The Arietta Label
Arietta's label incorporates a fragment of the original manuscript of the Arietta movement of Beethoven's last piano sonata, Opus 111. This movement, one of the pinnacles of classical music, is comprised of an Arietta (song) followed by four variations of increasing complexity. Beginning with the serene "Arietta," the movement grows organically into an earthy, classical "boogie-woogie," dissolves into musical timelessness, and finally rises to a startlingly modern, contemplative, and ethereal climax. Beethoven's tempo indication, "Adagio molto semplice e cantabile" (very slowly, simply, and songlike) is handwritten above the first two bars of the music on all Arietta labels except the Arietta Quartet.

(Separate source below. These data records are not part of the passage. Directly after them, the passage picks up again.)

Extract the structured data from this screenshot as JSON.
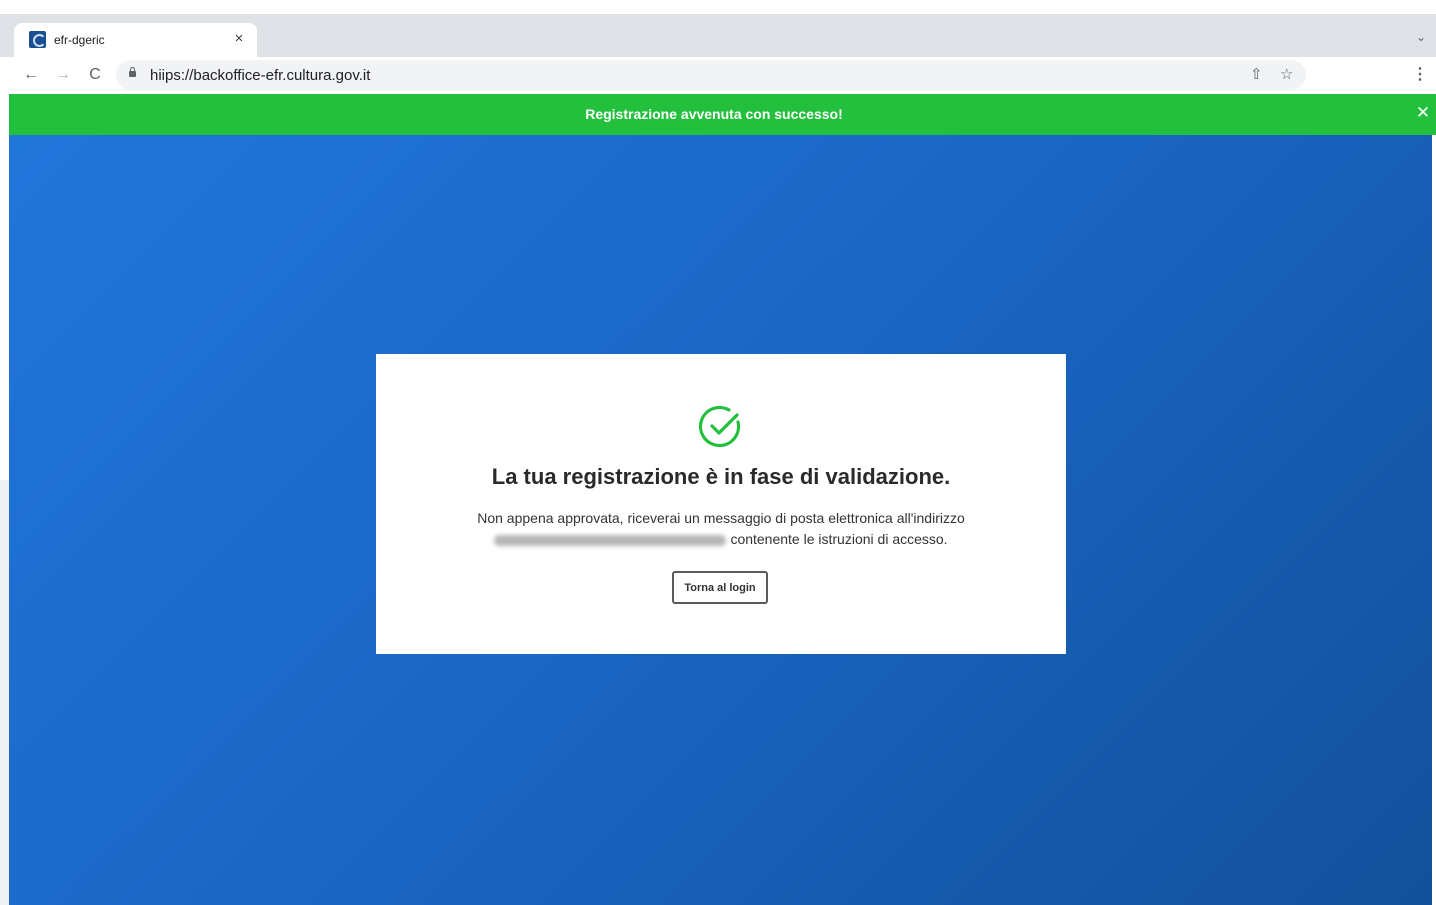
{
  "browser": {
    "tab_title": "efr-dgeric",
    "tab_close": "×",
    "tab_menu": "⌄",
    "url": "hiips://backoffice-efr.cultura.gov.it",
    "back": "←",
    "forward": "→",
    "reload": "C",
    "share": "⇧",
    "bookmark": "☆",
    "menu": "⋮"
  },
  "banner": {
    "message": "Registrazione avvenuta con successo!",
    "close": "✕",
    "color": "#22c03c"
  },
  "card": {
    "title": "La tua registrazione è in fase di validazione.",
    "text_line1": "Non appena approvata, riceverai un messaggio di posta elettronica all'indirizzo",
    "text_line2": "contenente le istruzioni di accesso.",
    "button_label": "Torna al login",
    "icon": "check-circle-icon",
    "icon_color": "#22c03c"
  },
  "colors": {
    "background_start": "#2176db",
    "background_end": "#12509a"
  }
}
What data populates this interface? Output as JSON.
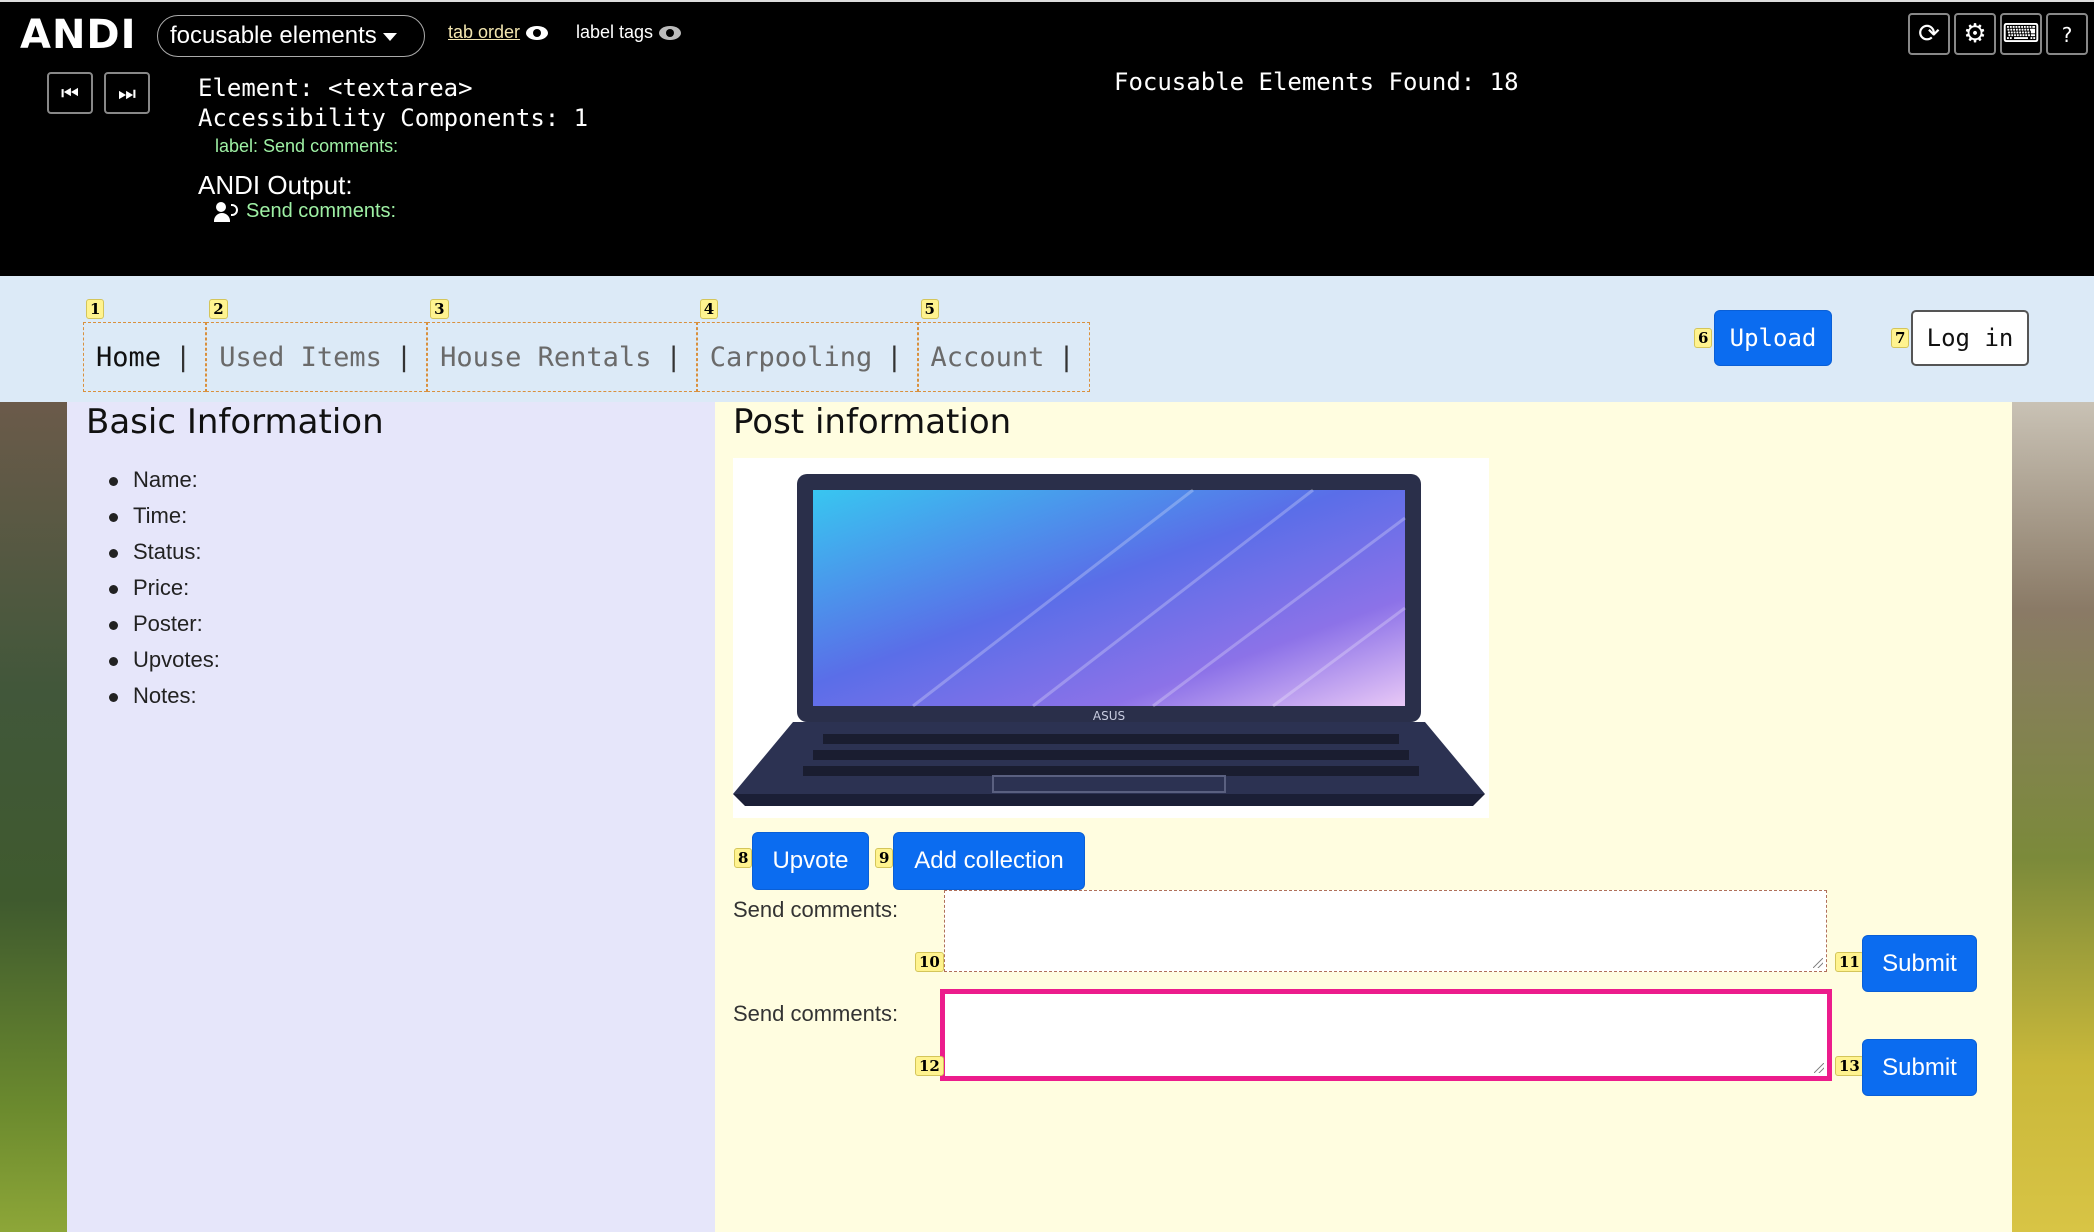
{
  "andi": {
    "logo": "ANDI",
    "module": "focusable elements",
    "tab_order_label": "tab order",
    "label_tags_label": "label tags",
    "element_line": "Element: <textarea>",
    "components_line": "Accessibility Components: 1",
    "label_line": "label: Send comments:",
    "output_title": "ANDI Output:",
    "output_text": "Send comments:",
    "found_line": "Focusable Elements Found: 18",
    "buttons": {
      "prev": "⏮",
      "next": "⏭",
      "refresh": "⟳",
      "settings": "⚙",
      "keyboard": "⌨",
      "help": "?"
    }
  },
  "site": {
    "menu": [
      {
        "badge": "1",
        "label": "Home"
      },
      {
        "badge": "2",
        "label": "Used Items"
      },
      {
        "badge": "3",
        "label": "House Rentals"
      },
      {
        "badge": "4",
        "label": "Carpooling"
      },
      {
        "badge": "5",
        "label": "Account"
      }
    ],
    "menu_separator": "|",
    "upload": {
      "badge": "6",
      "label": "Upload"
    },
    "login": {
      "badge": "7",
      "label": "Log in"
    },
    "basic_info": {
      "title": "Basic Information",
      "items": [
        "Name:",
        "Time:",
        "Status:",
        "Price:",
        "Poster:",
        "Upvotes:",
        "Notes:"
      ]
    },
    "post": {
      "title": "Post information",
      "laptop_brand": "ASUS",
      "upvote": {
        "badge": "8",
        "label": "Upvote"
      },
      "add_collection": {
        "badge": "9",
        "label": "Add collection"
      },
      "comments": [
        {
          "label": "Send comments:",
          "textarea_badge": "10",
          "submit_badge": "11",
          "submit": "Submit"
        },
        {
          "label": "Send comments:",
          "textarea_badge": "12",
          "submit_badge": "13",
          "submit": "Submit"
        }
      ]
    }
  },
  "colors": {
    "andi_bg": "#000000",
    "andi_label_green": "#9ef0a4",
    "nav_bg": "#dceaf7",
    "left_panel_bg": "#e6e6fa",
    "right_panel_bg": "#fffde0",
    "button_blue": "#0b6cf0",
    "focus_pink": "#ec1c8c",
    "badge_yellow": "#fff38f"
  }
}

The label for the Arietta Quartet is designed around an original fanciful drawing of the instruments of a string quartet. The drawing is by future Arietta owner Libby Hatton, who at the age of eight surprised her parents with its presentation during discussions of concepts for a new label. The music behind the instruments is a fragment of the manuscript of the famous "Cavatina" movement from the Beethoven String Quartet Opus 130.